There is an emerging debate around the links between domestic violence, gender-based violence and the profile of ‘lone’ terrorist attackers. In the US, for instance, over one-third of individuals who committed or contributed to such deadly violence reportedly had a record of “domestic abuse or other sexual violence or harassment against women”.
Research has shown that gender-based violence is a common manifestation of unequal power relations within societies and that conflict often has its roots in gender inequality. Domestic violence and gender-based violence can be a way for men to not only reinforce the traditional patriarchal gender roles used to control women, but also to validate their own feelings of insecurity derived from culturally prescribed gender roles.
Violence perpetrated against women within the domestic sphere therefore has wide implications for state and regional security.
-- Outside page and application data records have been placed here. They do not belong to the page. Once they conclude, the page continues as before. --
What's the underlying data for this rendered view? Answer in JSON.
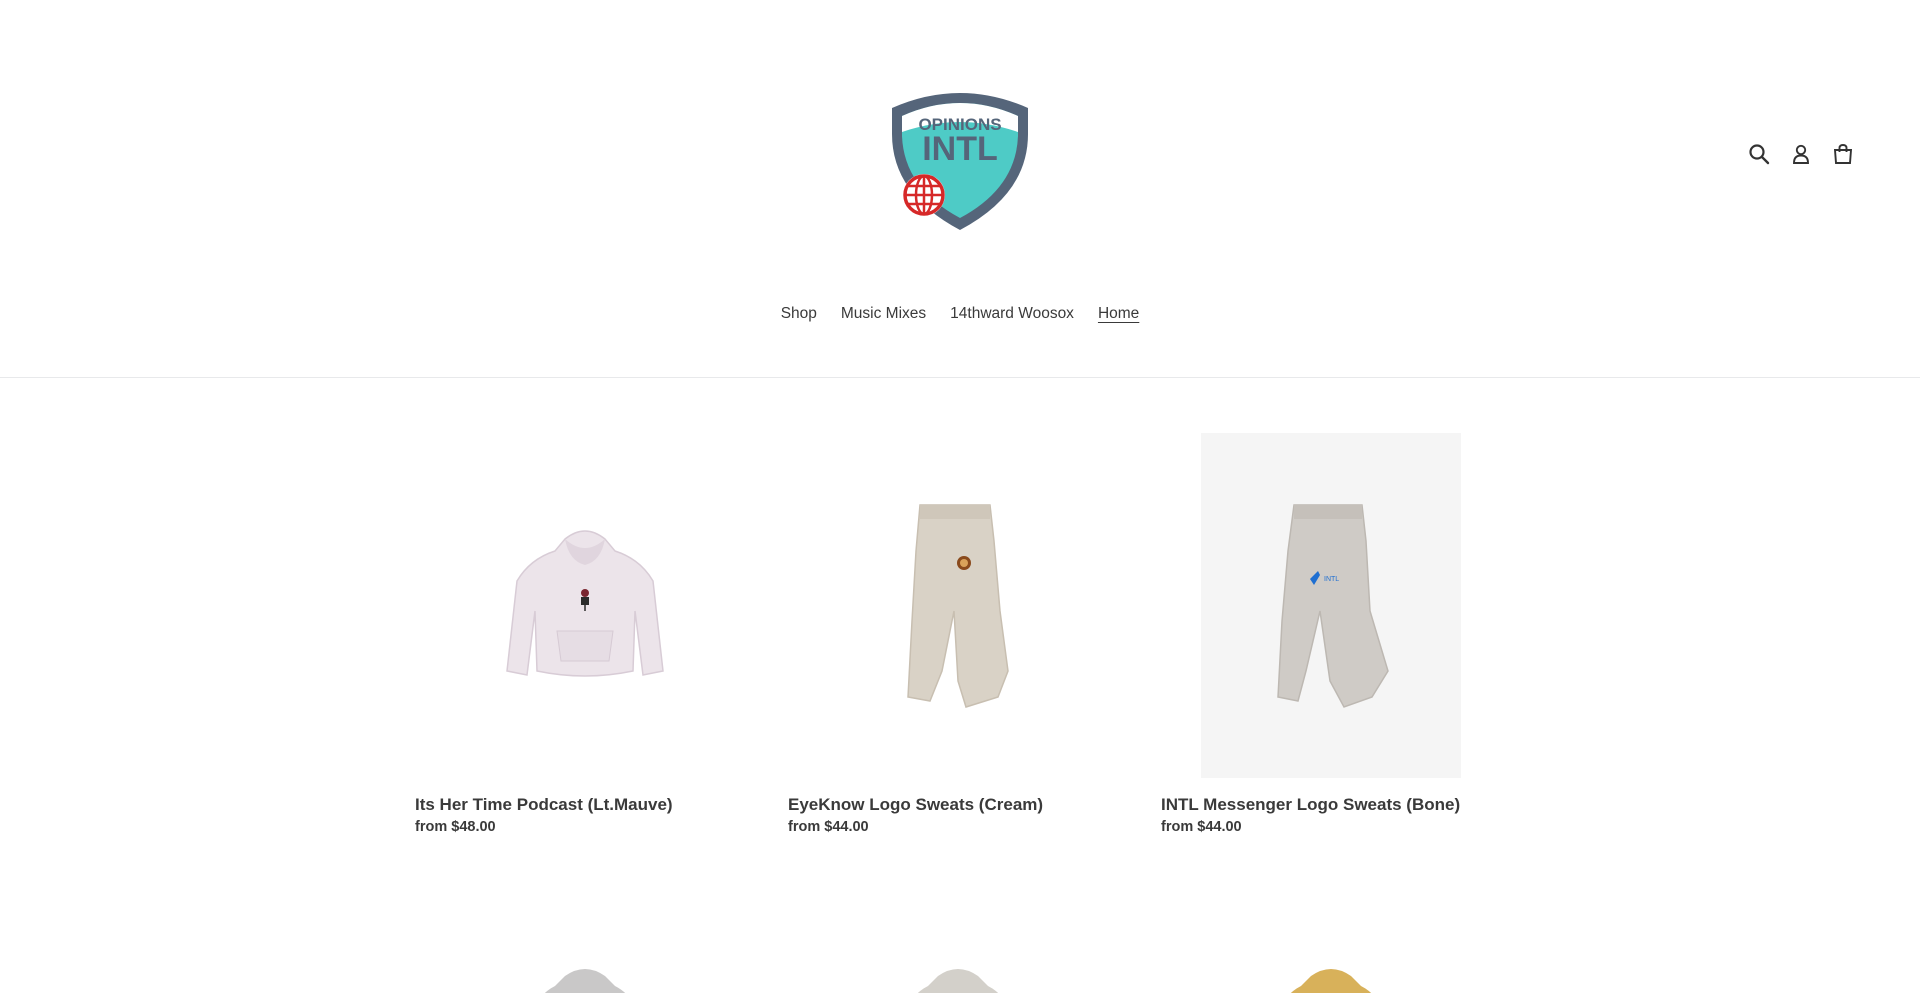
{
  "brand": {
    "logo_top_text": "OPINIONS",
    "logo_main_text": "INTL",
    "colors": {
      "shield_outer": "#55657a",
      "shield_inner": "#4ecbc6",
      "globe": "#d62828"
    }
  },
  "header": {
    "icons": [
      "search-icon",
      "account-icon",
      "cart-icon"
    ]
  },
  "nav": {
    "items": [
      {
        "label": "Shop"
      },
      {
        "label": "Music Mixes"
      },
      {
        "label": "14thward Woosox"
      },
      {
        "label": "Home",
        "active": true
      }
    ]
  },
  "products": [
    {
      "title": "Its Her Time Podcast (Lt.Mauve)",
      "price": "from $48.00",
      "kind": "hoodie",
      "color": "#ece4ea"
    },
    {
      "title": "EyeKnow Logo Sweats (Cream)",
      "price": "from $44.00",
      "kind": "pants",
      "color": "#d9d2c6"
    },
    {
      "title": "INTL Messenger Logo Sweats (Bone)",
      "price": "from $44.00",
      "kind": "pants",
      "color": "#cfcbc6",
      "bg": "#f5f5f5"
    }
  ],
  "products_row2_colors": [
    "#c9c8c8",
    "#d3d0ca",
    "#d8b15a"
  ]
}
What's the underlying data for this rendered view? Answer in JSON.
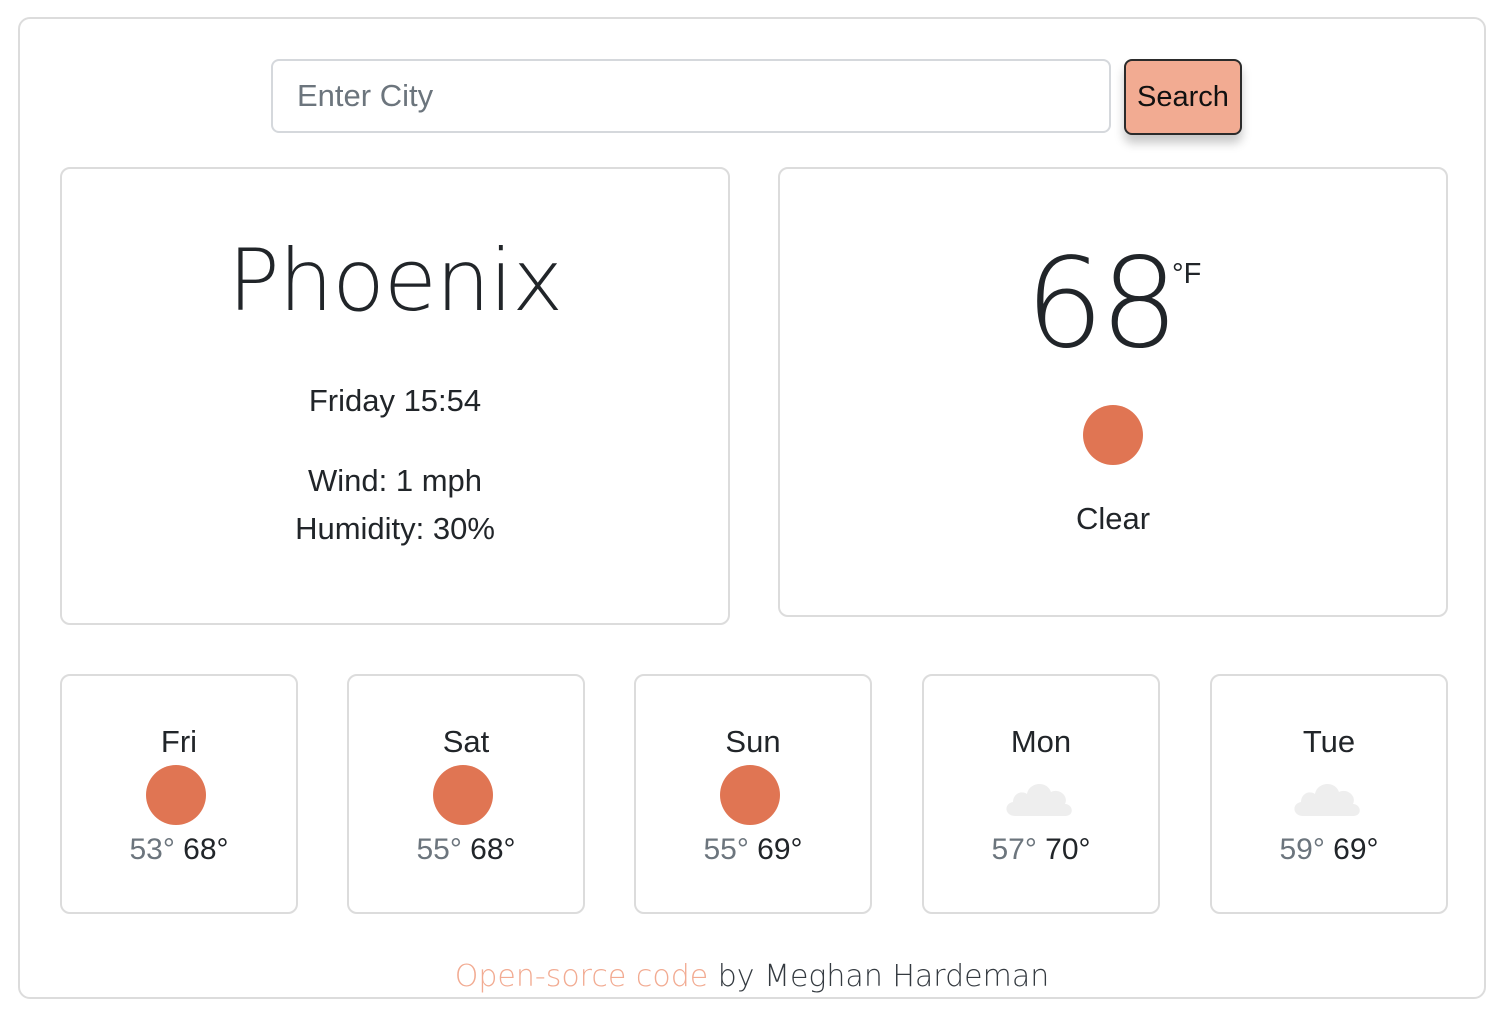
{
  "search": {
    "placeholder": "Enter City",
    "value": "",
    "button_label": "Search"
  },
  "current": {
    "city": "Phoenix",
    "datetime": "Friday 15:54",
    "wind": "Wind: 1 mph",
    "humidity": "Humidity: 30%",
    "temperature": "68",
    "unit": "°F",
    "condition": "Clear",
    "icon": "sun-icon"
  },
  "forecast": [
    {
      "day": "Fri",
      "low": "53°",
      "high": "68°",
      "icon": "sun-icon"
    },
    {
      "day": "Sat",
      "low": "55°",
      "high": "68°",
      "icon": "sun-icon"
    },
    {
      "day": "Sun",
      "low": "55°",
      "high": "69°",
      "icon": "sun-icon"
    },
    {
      "day": "Mon",
      "low": "57°",
      "high": "70°",
      "icon": "cloud-icon"
    },
    {
      "day": "Tue",
      "low": "59°",
      "high": "69°",
      "icon": "cloud-icon"
    }
  ],
  "footer": {
    "link_text": "Open-sorce code",
    "author_text": " by Meghan Hardeman"
  },
  "colors": {
    "accent": "#f2ab92",
    "sun": "#e07553",
    "cloud": "#eeeeee",
    "border": "#dcdcdc"
  }
}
Recent research on gender-based violence and violent extremism argued that a better predictor of national and regional peacefulness is the overall level of violence against women and girls, rather than indicators such as levels of democracy and wealth.
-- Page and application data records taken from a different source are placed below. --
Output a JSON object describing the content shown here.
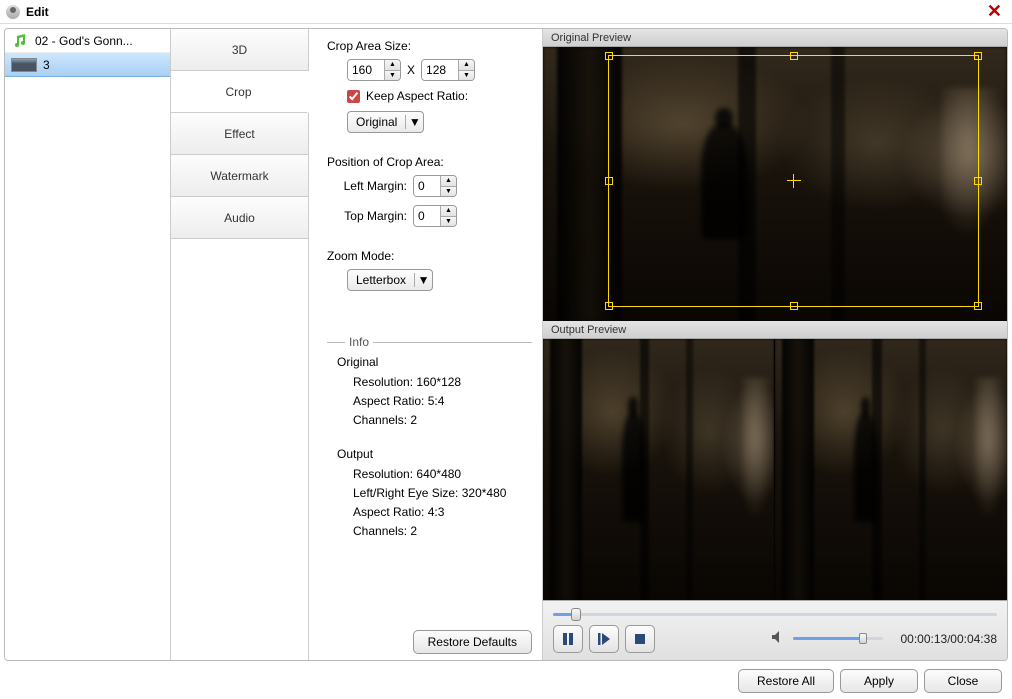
{
  "window": {
    "title": "Edit"
  },
  "filelist": {
    "items": [
      {
        "label": "02 - God's Gonn...",
        "icon": "music"
      },
      {
        "label": "3",
        "icon": "thumb",
        "selected": true
      }
    ]
  },
  "tabs": {
    "items": [
      {
        "label": "3D"
      },
      {
        "label": "Crop",
        "selected": true
      },
      {
        "label": "Effect"
      },
      {
        "label": "Watermark"
      },
      {
        "label": "Audio"
      }
    ]
  },
  "crop": {
    "area_label": "Crop Area Size:",
    "width": "160",
    "height": "128",
    "x_sep": "X",
    "keep_ratio_checked": true,
    "keep_ratio_label": "Keep Aspect Ratio:",
    "ratio_value": "Original",
    "pos_label": "Position of Crop Area:",
    "left_label": "Left Margin:",
    "left_value": "0",
    "top_label": "Top Margin:",
    "top_value": "0",
    "zoom_label": "Zoom Mode:",
    "zoom_value": "Letterbox"
  },
  "info": {
    "header": "Info",
    "original_title": "Original",
    "original": {
      "resolution_label": "Resolution:",
      "resolution": "160*128",
      "aspect_label": "Aspect Ratio:",
      "aspect": "5:4",
      "channels_label": "Channels:",
      "channels": "2"
    },
    "output_title": "Output",
    "output": {
      "resolution_label": "Resolution:",
      "resolution": "640*480",
      "eyesize_label": "Left/Right Eye Size:",
      "eyesize": "320*480",
      "aspect_label": "Aspect Ratio:",
      "aspect": "4:3",
      "channels_label": "Channels:",
      "channels": "2"
    }
  },
  "buttons": {
    "restore_defaults": "Restore Defaults",
    "restore_all": "Restore All",
    "apply": "Apply",
    "close": "Close"
  },
  "preview": {
    "original_label": "Original Preview",
    "output_label": "Output Preview"
  },
  "player": {
    "time_current": "00:00:13",
    "time_total": "00:04:38"
  }
}
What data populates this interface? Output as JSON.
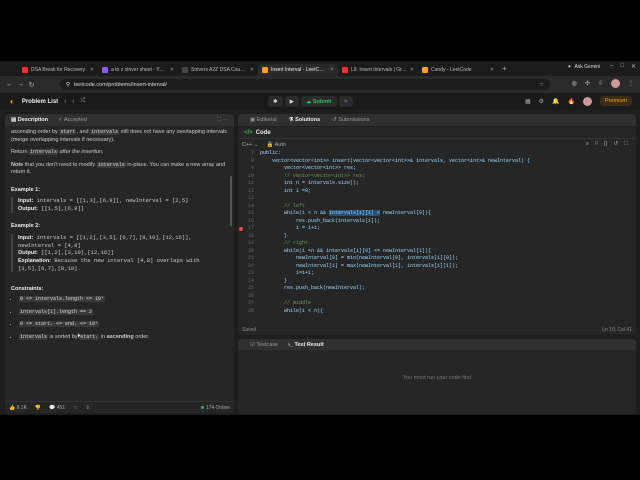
{
  "browser": {
    "tabs": [
      {
        "title": "DSA Break for Recovery",
        "color": "#e33"
      },
      {
        "title": "a to z striver sheet - YouTube",
        "color": "#8b5cf6"
      },
      {
        "title": "Strivers A2Z DSA Course",
        "color": "#444"
      },
      {
        "title": "Insert Interval - LeetCode",
        "color": "#ffa116"
      },
      {
        "title": "L9. Insert Intervals | Greedy",
        "color": "#e33"
      },
      {
        "title": "Candy - LeetCode",
        "color": "#ffa116"
      }
    ],
    "active_tab": 3,
    "ask_gemini": "Ask Gemini",
    "url": "leetcode.com/problems/insert-interval/"
  },
  "header": {
    "problem_list": "Problem List",
    "run": "▶",
    "submit": "Submit",
    "premium": "Premium"
  },
  "left_tabs": {
    "description": "Description",
    "accepted": "Accepted"
  },
  "description": {
    "p1_a": "ascending order by ",
    "p1_code1": "start",
    "p1_b": ", and ",
    "p1_code2": "intervals",
    "p1_c": " still does not have any overlapping intervals (merge overlapping intervals if necessary).",
    "p2_a": "Return ",
    "p2_code": "intervals",
    "p2_b": " after the insertion.",
    "p3_bold": "Note",
    "p3_a": " that you don't need to modify ",
    "p3_code": "intervals",
    "p3_b": " in-place. You can make a new array and return it.",
    "ex1_title": "Example 1:",
    "ex1_input": "intervals = [[1,3],[6,9]], newInterval = [2,5]",
    "ex1_output": "[[1,5],[6,9]]",
    "ex2_title": "Example 2:",
    "ex2_input": "intervals = [[1,2],[3,5],[6,7],[8,10],[12,16]],",
    "ex2_input2": "newInterval = [4,8]",
    "ex2_output": "[[1,2],[3,10],[12,16]]",
    "ex2_expl": "Because the new interval [4,8] overlaps with",
    "ex2_expl2": "[3,5],[6,7],[8,10].",
    "constraints_title": "Constraints:",
    "c1": "0 <= intervals.length <= 10⁴",
    "c2": "intervals[i].length == 2",
    "c3": "0 <= startᵢ <= endᵢ <= 10⁵",
    "c4_code1": "intervals",
    "c4_a": " is sorted by ",
    "c4_code2": "startᵢ",
    "c4_b": " in ",
    "c4_bold": "ascending",
    "c4_c": " order."
  },
  "left_footer": {
    "likes": "9.1K",
    "comments": "451",
    "online": "174 Online"
  },
  "right_tabs": {
    "editorial": "Editorial",
    "solutions": "Solutions",
    "submissions": "Submissions"
  },
  "code_panel": {
    "title": "Code",
    "lang": "C++",
    "mode": "Auto",
    "saved": "Saved",
    "position": "Ln 19, Col 41",
    "lines": [
      {
        "n": "7",
        "t": "public:"
      },
      {
        "n": "8",
        "t": "    vector<vector<int>> insert(vector<vector<int>>& intervals, vector<int>& newInterval) {"
      },
      {
        "n": "9",
        "t": "        vector<vector<int>> res;"
      },
      {
        "n": "10",
        "t": "        // vector<vector<int>> res;"
      },
      {
        "n": "11",
        "t": "        int n = intervals.size();"
      },
      {
        "n": "12",
        "t": "        int i =0;"
      },
      {
        "n": "13",
        "t": ""
      },
      {
        "n": "14",
        "t": "        // left"
      },
      {
        "n": "15",
        "t": "        while(i < n && intervals[i][1] < newInterval[0]){"
      },
      {
        "n": "16",
        "t": "            res.push_back(intervals[i]);"
      },
      {
        "n": "17",
        "t": "            i = i+1;"
      },
      {
        "n": "18",
        "t": "        }"
      },
      {
        "n": "19",
        "t": "        // right"
      },
      {
        "n": "20",
        "t": "        while(i <n && intervals[i][0] <= newInterval[1]){"
      },
      {
        "n": "21",
        "t": "            newInterval[0] = min(newInterval[0], intervals[i][0]);"
      },
      {
        "n": "22",
        "t": "            newInterval[1] = max(newInterval[1], intervals[i][1]);"
      },
      {
        "n": "23",
        "t": "            i=i+1;"
      },
      {
        "n": "24",
        "t": "        }"
      },
      {
        "n": "25",
        "t": "        res.push_back(newInterval);"
      },
      {
        "n": "26",
        "t": ""
      },
      {
        "n": "27",
        "t": "        // middle"
      },
      {
        "n": "28",
        "t": "        while(i < n){"
      }
    ]
  },
  "test_panel": {
    "testcase": "Testcase",
    "result": "Test Result",
    "message": "You must run your code first"
  }
}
Gender inequality and extremist groups
Gender roles and gender inequality are frequently used by extremist groups such as ISIS and Boko Haram in their recruitment strategies and they use gender-based violence as a weapon of terror and control.
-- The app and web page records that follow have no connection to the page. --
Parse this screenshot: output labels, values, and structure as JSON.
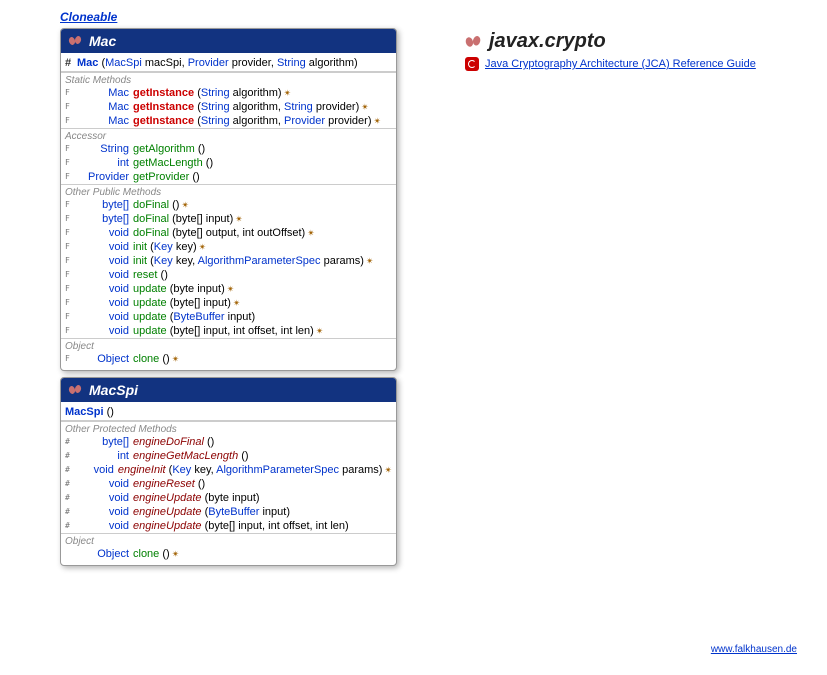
{
  "interfaceLink": "Cloneable",
  "package": {
    "name": "javax.crypto",
    "refLink": "Java Cryptography Architecture (JCA) Reference Guide"
  },
  "footer": "www.falkhausen.de",
  "classes": [
    {
      "name": "Mac",
      "constructor": {
        "vis": "#",
        "name": "Mac",
        "params": [
          {
            "type": "MacSpi",
            "name": "macSpi"
          },
          {
            "type": "Provider",
            "name": "provider"
          },
          {
            "type": "String",
            "name": "algorithm"
          }
        ]
      },
      "sections": [
        {
          "label": "Static Methods",
          "methods": [
            {
              "mod": "F",
              "ret": "Mac",
              "name": "getInstance",
              "style": "red",
              "params": "(String algorithm)",
              "throws": true
            },
            {
              "mod": "F",
              "ret": "Mac",
              "name": "getInstance",
              "style": "red",
              "params": "(String algorithm, String provider)",
              "throws": true
            },
            {
              "mod": "F",
              "ret": "Mac",
              "name": "getInstance",
              "style": "red",
              "params": "(String algorithm, Provider provider)",
              "throws": true
            }
          ]
        },
        {
          "label": "Accessor",
          "methods": [
            {
              "mod": "F",
              "ret": "String",
              "name": "getAlgorithm",
              "style": "normal",
              "params": "()"
            },
            {
              "mod": "F",
              "ret": "int",
              "name": "getMacLength",
              "style": "normal",
              "params": "()"
            },
            {
              "mod": "F",
              "ret": "Provider",
              "name": "getProvider",
              "style": "normal",
              "params": "()"
            }
          ]
        },
        {
          "label": "Other Public Methods",
          "methods": [
            {
              "mod": "F",
              "ret": "byte[]",
              "name": "doFinal",
              "style": "normal",
              "params": "()",
              "throws": true
            },
            {
              "mod": "F",
              "ret": "byte[]",
              "name": "doFinal",
              "style": "normal",
              "params": "(byte[] input)",
              "throws": true
            },
            {
              "mod": "F",
              "ret": "void",
              "name": "doFinal",
              "style": "normal",
              "params": "(byte[] output, int outOffset)",
              "throws": true
            },
            {
              "mod": "F",
              "ret": "void",
              "name": "init",
              "style": "normal",
              "params": "(Key key)",
              "throws": true
            },
            {
              "mod": "F",
              "ret": "void",
              "name": "init",
              "style": "normal",
              "params": "(Key key, AlgorithmParameterSpec params)",
              "throws": true
            },
            {
              "mod": "F",
              "ret": "void",
              "name": "reset",
              "style": "normal",
              "params": "()"
            },
            {
              "mod": "F",
              "ret": "void",
              "name": "update",
              "style": "normal",
              "params": "(byte input)",
              "throws": true
            },
            {
              "mod": "F",
              "ret": "void",
              "name": "update",
              "style": "normal",
              "params": "(byte[] input)",
              "throws": true
            },
            {
              "mod": "F",
              "ret": "void",
              "name": "update",
              "style": "normal",
              "params": "(ByteBuffer input)"
            },
            {
              "mod": "F",
              "ret": "void",
              "name": "update",
              "style": "normal",
              "params": "(byte[] input, int offset, int len)",
              "throws": true
            }
          ]
        },
        {
          "label": "Object",
          "methods": [
            {
              "mod": "F",
              "ret": "Object",
              "name": "clone",
              "style": "normal",
              "params": "()",
              "throws": true
            }
          ]
        }
      ]
    },
    {
      "name": "MacSpi",
      "constructor": {
        "vis": "",
        "name": "MacSpi",
        "params": []
      },
      "sections": [
        {
          "label": "Other Protected Methods",
          "methods": [
            {
              "mod": "#",
              "ret": "byte[]",
              "name": "engineDoFinal",
              "style": "darkred",
              "params": "()"
            },
            {
              "mod": "#",
              "ret": "int",
              "name": "engineGetMacLength",
              "style": "darkred",
              "params": "()"
            },
            {
              "mod": "#",
              "ret": "void",
              "name": "engineInit",
              "style": "darkred",
              "params": "(Key key, AlgorithmParameterSpec params)",
              "throws": true
            },
            {
              "mod": "#",
              "ret": "void",
              "name": "engineReset",
              "style": "darkred",
              "params": "()"
            },
            {
              "mod": "#",
              "ret": "void",
              "name": "engineUpdate",
              "style": "darkred",
              "params": "(byte input)"
            },
            {
              "mod": "#",
              "ret": "void",
              "name": "engineUpdate",
              "style": "darkred",
              "params": "(ByteBuffer input)"
            },
            {
              "mod": "#",
              "ret": "void",
              "name": "engineUpdate",
              "style": "darkred",
              "params": "(byte[] input, int offset, int len)"
            }
          ]
        },
        {
          "label": "Object",
          "methods": [
            {
              "mod": "",
              "ret": "Object",
              "name": "clone",
              "style": "normal",
              "params": "()",
              "throws": true
            }
          ]
        }
      ]
    }
  ]
}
While female recruits might join extremist groups as an act of empowerment, gender roles can also be used to attract or retain male recruits, by offering women and girls as potential wives or sexual trophies – so-called ‘wages of war’. This reinforces socio-cultural norms of masculinity and what it means to be a man.
Research on the links between domestic violence and violent extremism is more readily available in the western context, through details of the backgrounds and home lives of ‘lone’ attackers’. In conflict contexts, there is far greater focus on sexual and gender-based violence committed by extremist groups collectively, as in the case of the Yazidi women and girls in Iraq and the abductions of Chibok schoolgirls in Nigeria.
Meanwhile, other types of gender-based violence, like intimate partner violence, which affect many more women, receive far less attention. Yet, if left unchecked, such dysfunctional acts of aggression can spread throughout society and become normalised.
Asking the right questions
It is therefore crucial that programming on violent extremism addresses the many ways in which gender interacts with violent extremism. These can range from creating sympathy to violent extremism, to active fighting and recruitment.
International Alert’s recent research on conflict-affected and displaced Syrians, for instance, highlights how expectations of what it is to be a man or woman can create pressures for individuals to join armed groups.
Patriarchal ideologies of control and subordination of women and girls are in some contexts, like in Kenya, a motivating factor for women and girls to join armed groups. Joining can be a way for women and girls – as well as men and boys – to escape the rigid, patriarchal and elder-dominated structures of their families and communities.
In Tajikistan, International Alert’s research found that sexual and gender-based violence are tackled more effectively through the long-term economic empowerment of women, while importantly also engaging men and informal community leaders to reinforce positive gender norms and change harmful ones.
So it should come as little surprise that improving the socio-economic status of women and addressing the root causes of gender-based violence has been shown to help tackle violent extremism in a range of ways.
Programming on preventing violent extremism doesn’t need to reinvent the wheel – it can draw on the decades of good practices from peacebuilding practitioners and development workers which take long-term approaches. This includes looking at how gender inequalities intersect with other forms of socio-economic inequality, including age, class, caste, race, ethnicity and location, frequently exacerbating the injustices associated with them.
Addressing the exclusion of women in societies should be at the heart of preventing violent extremism and counter-terrorism strategies. Otherwise, we run the risk of focusing solely on the symptoms of conflict, without addressing its root causes.